_PROBLEM REQUIREMENTS_:
Return each line below holding the string "nMeeting".

□ □ □ □ □ □ □

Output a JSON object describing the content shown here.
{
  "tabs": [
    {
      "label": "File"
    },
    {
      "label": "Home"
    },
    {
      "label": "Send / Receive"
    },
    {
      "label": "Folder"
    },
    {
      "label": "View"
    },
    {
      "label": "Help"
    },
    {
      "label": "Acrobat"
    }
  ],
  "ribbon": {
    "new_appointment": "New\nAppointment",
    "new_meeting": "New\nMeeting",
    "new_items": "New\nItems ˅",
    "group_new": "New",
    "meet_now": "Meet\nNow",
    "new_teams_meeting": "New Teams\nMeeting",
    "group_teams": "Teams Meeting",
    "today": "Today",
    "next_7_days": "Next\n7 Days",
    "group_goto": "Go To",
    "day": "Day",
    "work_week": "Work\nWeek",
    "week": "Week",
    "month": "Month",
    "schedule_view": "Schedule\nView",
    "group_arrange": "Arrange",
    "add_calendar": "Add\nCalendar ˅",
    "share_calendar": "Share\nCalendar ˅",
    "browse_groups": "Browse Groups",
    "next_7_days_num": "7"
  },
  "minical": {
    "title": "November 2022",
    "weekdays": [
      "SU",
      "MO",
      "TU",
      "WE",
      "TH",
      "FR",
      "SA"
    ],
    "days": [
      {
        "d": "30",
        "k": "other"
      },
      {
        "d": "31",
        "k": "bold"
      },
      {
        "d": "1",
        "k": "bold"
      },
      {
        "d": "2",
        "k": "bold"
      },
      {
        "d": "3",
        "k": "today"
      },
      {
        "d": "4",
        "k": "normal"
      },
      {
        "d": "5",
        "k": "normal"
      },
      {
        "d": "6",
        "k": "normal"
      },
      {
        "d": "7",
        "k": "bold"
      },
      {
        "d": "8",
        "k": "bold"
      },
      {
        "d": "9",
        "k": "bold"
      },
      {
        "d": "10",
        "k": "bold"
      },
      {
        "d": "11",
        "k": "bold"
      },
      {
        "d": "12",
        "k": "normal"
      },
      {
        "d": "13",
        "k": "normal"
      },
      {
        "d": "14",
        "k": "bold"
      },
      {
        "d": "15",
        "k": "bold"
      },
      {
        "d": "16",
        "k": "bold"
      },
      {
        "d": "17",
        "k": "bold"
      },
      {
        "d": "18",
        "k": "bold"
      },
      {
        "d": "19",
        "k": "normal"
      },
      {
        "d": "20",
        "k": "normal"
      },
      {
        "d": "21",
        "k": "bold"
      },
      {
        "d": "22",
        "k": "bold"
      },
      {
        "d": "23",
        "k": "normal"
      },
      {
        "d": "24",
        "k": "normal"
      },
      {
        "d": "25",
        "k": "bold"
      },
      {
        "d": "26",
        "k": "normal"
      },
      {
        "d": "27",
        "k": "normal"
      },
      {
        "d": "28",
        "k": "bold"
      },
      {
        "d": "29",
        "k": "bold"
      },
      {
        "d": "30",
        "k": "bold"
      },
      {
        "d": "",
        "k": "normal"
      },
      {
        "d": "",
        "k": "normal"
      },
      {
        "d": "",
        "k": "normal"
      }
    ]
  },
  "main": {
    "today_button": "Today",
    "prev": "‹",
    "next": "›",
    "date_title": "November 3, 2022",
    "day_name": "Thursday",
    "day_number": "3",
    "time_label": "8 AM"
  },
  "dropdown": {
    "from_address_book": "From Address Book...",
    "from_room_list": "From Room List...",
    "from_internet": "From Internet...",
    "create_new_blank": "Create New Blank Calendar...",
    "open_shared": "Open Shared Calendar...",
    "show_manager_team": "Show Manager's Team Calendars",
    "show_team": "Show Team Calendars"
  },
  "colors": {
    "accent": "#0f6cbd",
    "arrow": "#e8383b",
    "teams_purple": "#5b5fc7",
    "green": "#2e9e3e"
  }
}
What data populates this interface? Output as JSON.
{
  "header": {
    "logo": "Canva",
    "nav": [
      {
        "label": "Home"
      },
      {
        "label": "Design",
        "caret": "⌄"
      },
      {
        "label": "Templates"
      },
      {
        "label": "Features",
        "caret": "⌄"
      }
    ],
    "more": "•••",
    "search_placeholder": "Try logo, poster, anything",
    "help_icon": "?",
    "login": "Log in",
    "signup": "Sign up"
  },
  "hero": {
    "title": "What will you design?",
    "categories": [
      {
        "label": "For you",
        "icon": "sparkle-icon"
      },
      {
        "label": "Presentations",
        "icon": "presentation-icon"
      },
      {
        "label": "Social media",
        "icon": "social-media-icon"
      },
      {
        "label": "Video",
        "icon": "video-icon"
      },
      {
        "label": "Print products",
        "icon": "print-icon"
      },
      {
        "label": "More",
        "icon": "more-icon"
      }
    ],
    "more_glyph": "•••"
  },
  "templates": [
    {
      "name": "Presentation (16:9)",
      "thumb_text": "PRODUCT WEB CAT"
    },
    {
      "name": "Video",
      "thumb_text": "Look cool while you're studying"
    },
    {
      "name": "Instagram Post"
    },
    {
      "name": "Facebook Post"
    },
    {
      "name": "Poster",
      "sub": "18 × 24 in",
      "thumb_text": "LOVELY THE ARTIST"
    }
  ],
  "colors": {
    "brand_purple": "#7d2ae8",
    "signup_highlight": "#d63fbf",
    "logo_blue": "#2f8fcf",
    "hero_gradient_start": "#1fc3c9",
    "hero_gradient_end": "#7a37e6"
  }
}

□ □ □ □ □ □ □

_THE COMPLETED TASK_:
    "new_meeting": "New\nMeeting",
    "new_teams_meeting": "New Teams\nMeeting",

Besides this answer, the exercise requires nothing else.